Summary: Trip is trapped with an alien enemy pilot on a moon where the climate gets rather toasty at daybreak.
With “Dawn” Enterprise returns to what it has done best so far: well told and suspenseful episodes grounded in classical science fiction plots like “Dead Stop,” “Shuttlepod One” and “Singularity,” rather than the sleazy antics of “Fusion,” “A Night in Sickbay” or “Precious Cargo.” “Dawn”‘s proximity to “Cargo,” an episode that also involved Trip and an alien crashing on a planet and waiting for rescue, is unfortunate in that it might color some people’s judgement of the newest episode unfairly. But the similarities and disparities between the two episodes do an excellent job of demonstrating what works on Enterprise and what doesn’t.
Ever since the day ST:TNG aired its pilot, one of the standard criticisms of a Star Trek episode and series has been its lack of originality. There are a distinct shortage of new ideas out there, even in sc-fi, which is thought to be the literature of the future. While science fiction is concerned with new concepts of technology, it still relies on many of the same plots that were old when Rome was young. Some science fiction shows have responded to this problem with bouts of extreme stylization and introverted storylines, but Star Trek has always been at its best when it commits itself to the core story and tells it with integrity and truth. “Precious Cargo” is what happens when your story rings false, “Dawn” is what happens when it rings true.
John Shiban, who previously wrote “Minefield,” delivers a seemingly simple script that avoids the kind of false notes that would have had Trip easily befriending the alien or ending the episode on a purely positive note as many Voyager episodes did. Instead, Trip’s demonstration of goodwill by tossing away his weapon and untying the alien and his speech on the importance of their cooperation just results in a vicious and brutal fight. Nor is there any quick-fix language solution. Trip doesn’t jury rig a universal translator or learn the alien’s language after a few phrases as Hoshi seems to every week. Rather, they get by on situational context with the words themselves being ambiguous so that even at the end with the universal translator back on line, Trip fails to realize what the alien wants.
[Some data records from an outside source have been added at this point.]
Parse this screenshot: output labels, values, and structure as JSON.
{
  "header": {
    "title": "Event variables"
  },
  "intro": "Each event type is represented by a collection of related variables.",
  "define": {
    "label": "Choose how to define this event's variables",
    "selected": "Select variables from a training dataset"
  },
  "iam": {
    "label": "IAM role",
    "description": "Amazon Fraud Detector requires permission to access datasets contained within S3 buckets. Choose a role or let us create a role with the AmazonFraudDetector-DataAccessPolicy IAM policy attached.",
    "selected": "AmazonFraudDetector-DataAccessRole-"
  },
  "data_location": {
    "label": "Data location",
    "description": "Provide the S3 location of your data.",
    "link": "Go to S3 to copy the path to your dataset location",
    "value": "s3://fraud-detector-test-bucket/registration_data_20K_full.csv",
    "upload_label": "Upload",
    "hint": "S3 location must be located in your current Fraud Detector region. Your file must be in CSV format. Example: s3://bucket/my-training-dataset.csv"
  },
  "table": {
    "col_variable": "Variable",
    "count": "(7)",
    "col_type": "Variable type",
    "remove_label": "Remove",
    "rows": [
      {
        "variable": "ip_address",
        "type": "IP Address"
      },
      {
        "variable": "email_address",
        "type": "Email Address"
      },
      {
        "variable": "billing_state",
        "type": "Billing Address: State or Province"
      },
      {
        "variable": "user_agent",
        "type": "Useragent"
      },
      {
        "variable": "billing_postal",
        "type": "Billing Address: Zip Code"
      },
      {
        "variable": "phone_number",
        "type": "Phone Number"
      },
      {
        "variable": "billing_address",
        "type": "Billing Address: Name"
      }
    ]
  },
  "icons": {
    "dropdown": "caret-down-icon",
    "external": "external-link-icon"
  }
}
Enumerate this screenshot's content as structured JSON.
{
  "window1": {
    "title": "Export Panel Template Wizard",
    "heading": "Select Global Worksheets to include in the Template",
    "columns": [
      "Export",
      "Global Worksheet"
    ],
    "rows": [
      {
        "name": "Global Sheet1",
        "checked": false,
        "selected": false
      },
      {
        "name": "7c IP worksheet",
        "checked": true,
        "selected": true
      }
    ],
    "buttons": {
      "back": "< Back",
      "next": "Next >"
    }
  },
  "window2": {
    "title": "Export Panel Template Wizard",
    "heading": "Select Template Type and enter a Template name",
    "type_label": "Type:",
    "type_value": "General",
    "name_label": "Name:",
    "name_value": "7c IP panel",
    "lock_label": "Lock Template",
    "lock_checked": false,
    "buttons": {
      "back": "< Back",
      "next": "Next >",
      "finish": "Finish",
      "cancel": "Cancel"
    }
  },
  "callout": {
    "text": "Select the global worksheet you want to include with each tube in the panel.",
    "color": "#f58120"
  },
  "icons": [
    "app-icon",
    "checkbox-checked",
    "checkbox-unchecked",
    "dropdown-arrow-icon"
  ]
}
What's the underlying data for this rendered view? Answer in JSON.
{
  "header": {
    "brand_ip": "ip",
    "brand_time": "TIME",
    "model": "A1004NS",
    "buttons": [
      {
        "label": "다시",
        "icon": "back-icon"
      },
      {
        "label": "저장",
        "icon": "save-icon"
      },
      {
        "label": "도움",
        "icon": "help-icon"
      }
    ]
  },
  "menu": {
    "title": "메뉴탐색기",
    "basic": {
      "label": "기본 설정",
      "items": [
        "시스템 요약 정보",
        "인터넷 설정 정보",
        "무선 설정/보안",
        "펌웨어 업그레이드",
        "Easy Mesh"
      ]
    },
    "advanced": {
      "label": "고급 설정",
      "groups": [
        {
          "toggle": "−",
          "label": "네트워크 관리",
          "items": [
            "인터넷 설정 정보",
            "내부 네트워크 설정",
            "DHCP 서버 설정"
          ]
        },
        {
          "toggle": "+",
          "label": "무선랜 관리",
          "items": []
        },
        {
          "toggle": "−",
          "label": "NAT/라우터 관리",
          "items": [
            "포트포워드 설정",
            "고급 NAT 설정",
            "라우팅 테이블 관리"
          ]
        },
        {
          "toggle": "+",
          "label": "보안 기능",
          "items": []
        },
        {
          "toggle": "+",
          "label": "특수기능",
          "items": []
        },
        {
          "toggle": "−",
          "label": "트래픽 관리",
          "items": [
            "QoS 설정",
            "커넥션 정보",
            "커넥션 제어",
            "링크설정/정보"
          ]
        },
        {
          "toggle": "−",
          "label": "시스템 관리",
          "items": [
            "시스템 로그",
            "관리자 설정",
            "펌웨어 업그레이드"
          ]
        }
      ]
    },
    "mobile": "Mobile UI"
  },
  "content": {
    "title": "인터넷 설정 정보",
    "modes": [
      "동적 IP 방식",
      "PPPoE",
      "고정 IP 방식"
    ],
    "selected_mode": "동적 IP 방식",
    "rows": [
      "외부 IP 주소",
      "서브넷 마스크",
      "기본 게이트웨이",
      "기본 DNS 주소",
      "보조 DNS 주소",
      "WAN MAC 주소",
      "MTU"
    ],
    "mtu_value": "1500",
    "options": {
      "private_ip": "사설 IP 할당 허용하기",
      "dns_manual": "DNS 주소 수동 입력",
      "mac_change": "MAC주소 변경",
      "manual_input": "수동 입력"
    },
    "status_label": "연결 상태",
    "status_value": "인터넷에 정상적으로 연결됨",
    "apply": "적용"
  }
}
Thus “Dawn” is a more realistic look at first contact in an Enemy Mine style reminiscent of TOS and TNG episodes like “Arena,” “The Enemy” and “Darmok.” Roxann Dawson has quickly proven herself as Enterprise’s go-to Director and avoids the bells and whistles in favor of a clean rendering of the story. For once even Scott Bakula hits all the right notes in his performance, frustrated and tense during the search but quietly threatening during his encounters with the alien Captain. Although the alien Captain has few lines and little screen time, Enterprise follows through on the slightly more complex rendering of the alien antagonist commander in “Catwalk” by having the alien Captain be both threatening and diplomatic as Archer himself is; rather than just an Alien of the Week uttering standard canned threats, but is the alien equivalent of Archer, who is thinking in ways that we can relate to resulting in a three-dimensional rather than two-dimensional character for an even minor appearance.
Enterprise’s makeup also improves from the rather bland ‘humans with slightly facial ridges’ we see every week or the shoddy Suliban makeup to the Jem’Hadar-looking alien makeup of “Dawn.” While it is derivative of the DS9 villains, it still seems more natural and alien than a lot of what we’ve seen on Enterprise thus far. Having the aliens come equipped with some sort of poison-spitting sac is also a nice touch that doesn’t cost much but emphasizes the alien nature of the character.
Other nice minor touches include revelations of more Vulcan diplomatic failures strewn about the quadrant. Phlox spending some time on the bridge, which aside from the EMH we’ve seen doctors do far more on other Star Trek series rather than keeping Phlox constantly locked up in his sickbay or confined to the mess hall. Trip’s dazed recitation of his experiences in prior episodes and his concluding note that the alien undoubtedly had similar experiences. It’s a little thing but it adds depth to a moment and a place we wouldn’t naturally expect it since in the Star Trek universe the aliens of the week all too often seem to have no independent existence prior to this episode and aren’t likely to have one after it. Dawn’s scripts gets us to think about what the alien pilot might have been doing before Trip encountered him and the Alien Captain’s dialogue with Archer causes us to wonder what his situation might be afterwards. And those are the little touches that develop a story and hit the right notes.